In fact, the only real improvement over the much older Up24 is the design. Jawbone’s old devices, like basically every other fitness tracker, were big, rigid, clunky bangles that scream, “Technology!” The Up3 and Up2 aren’t exactly high-end jewelry, but they’re about the most wearable wearables I’ve ever seen. Jawbone worked hard on making it smaller: it wants you to wear the Up next to your smartwatch, not instead of it. And that looks crazy, but only a little bit. For one thing, they’re finally small enough that I don’t have to take my Up off when I sit down at my computer. They’re incredibly simple—and identical, except the Up3 is a little larger—with a rigid part that goes on top of your wrist, and a super-flexible rubber band. It’s super durable and water-resistant, but not waterproof—a concession made in production, and the cause of the product’s delays. It comes in black and silver, but trust me on this: get the black.Josh Valcarcel/WIRED
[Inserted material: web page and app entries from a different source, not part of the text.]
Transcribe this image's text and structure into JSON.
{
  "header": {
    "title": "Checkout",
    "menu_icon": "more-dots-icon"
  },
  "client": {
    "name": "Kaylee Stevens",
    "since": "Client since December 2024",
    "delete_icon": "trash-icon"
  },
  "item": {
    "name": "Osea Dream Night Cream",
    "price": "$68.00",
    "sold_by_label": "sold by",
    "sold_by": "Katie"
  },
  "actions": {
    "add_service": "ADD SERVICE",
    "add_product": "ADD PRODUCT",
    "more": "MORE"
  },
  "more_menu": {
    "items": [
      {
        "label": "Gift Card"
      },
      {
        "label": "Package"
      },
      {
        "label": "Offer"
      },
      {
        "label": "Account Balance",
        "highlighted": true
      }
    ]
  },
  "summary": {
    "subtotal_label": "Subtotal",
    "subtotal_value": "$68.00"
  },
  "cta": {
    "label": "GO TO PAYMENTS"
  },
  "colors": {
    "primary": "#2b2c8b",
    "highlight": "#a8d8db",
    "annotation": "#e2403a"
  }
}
It’s a “one size fits most” device, with an adjustable hook-and-eye sort of clasp. It’s awkward to put on, especially because you’re supposed to make it tight enough on your wrist that the sensors press against your skin. Once you get it on, though, it holds tightly—or at least the second model Jawbone lent me did. The first one came off a dozen times in a day, including while I slept. I missed my alarm by 90 minutes after I got the Up3, because there was nothing on my wrist to buzz me awake. Normally I wouldn’t mention a hardware defect like this, because there’s always a few that don’t work right. But Jawbone has such an ugly history with imperfect hardware, and the issues with the Up3’s buckle were so frustratingly expected, that I can’t just write it off.
That’s what’s so frustrating about Jawbone: It has all the right ideas, and just never quite nails the execution. I love the idea of a fitness tracker that collects and collates more data, that can tell me more specific and actionable things over time. On paper, the Up3 is exactly the thing I want, more so than any of its competitors. But even ignoring the fact that it doesn’t turn more data into better data, the experience of using it is a mess. I never figured out the double-tap-then-long-press method of switching between Active and Sleep modes, because most of the time it doesn’t work. I also can’t figure out why it doesn’t switch automatically. I can’t stand that some days, for some unknown reason, it just doesn’t track my sleep. I like that the battery lasts a week, but not that it doesn’t really warn you before it dies, or that it has to sit just-so on the awkward induction USB charger or else it won’t charge at all. This is easy stuff, or at least it should be.
I want Jawbone to succeed, because I want the device the Up3 was supposed to be. Instead of a revolutionary fitness tracker, though, I’ve been wearing something that feels like a Kickstarter prototype that they swear will be better before it ships. So I waited six extra months for it to ship, and it’s still not as cool as advertised.
Maybe the Up3 isn’t possible yet. Maybe you can’t build something that powerful, in that small a package, for $180. Maybe no one can. But I know this: six months ago, Jawbone promised the world. Then it built a step tracker.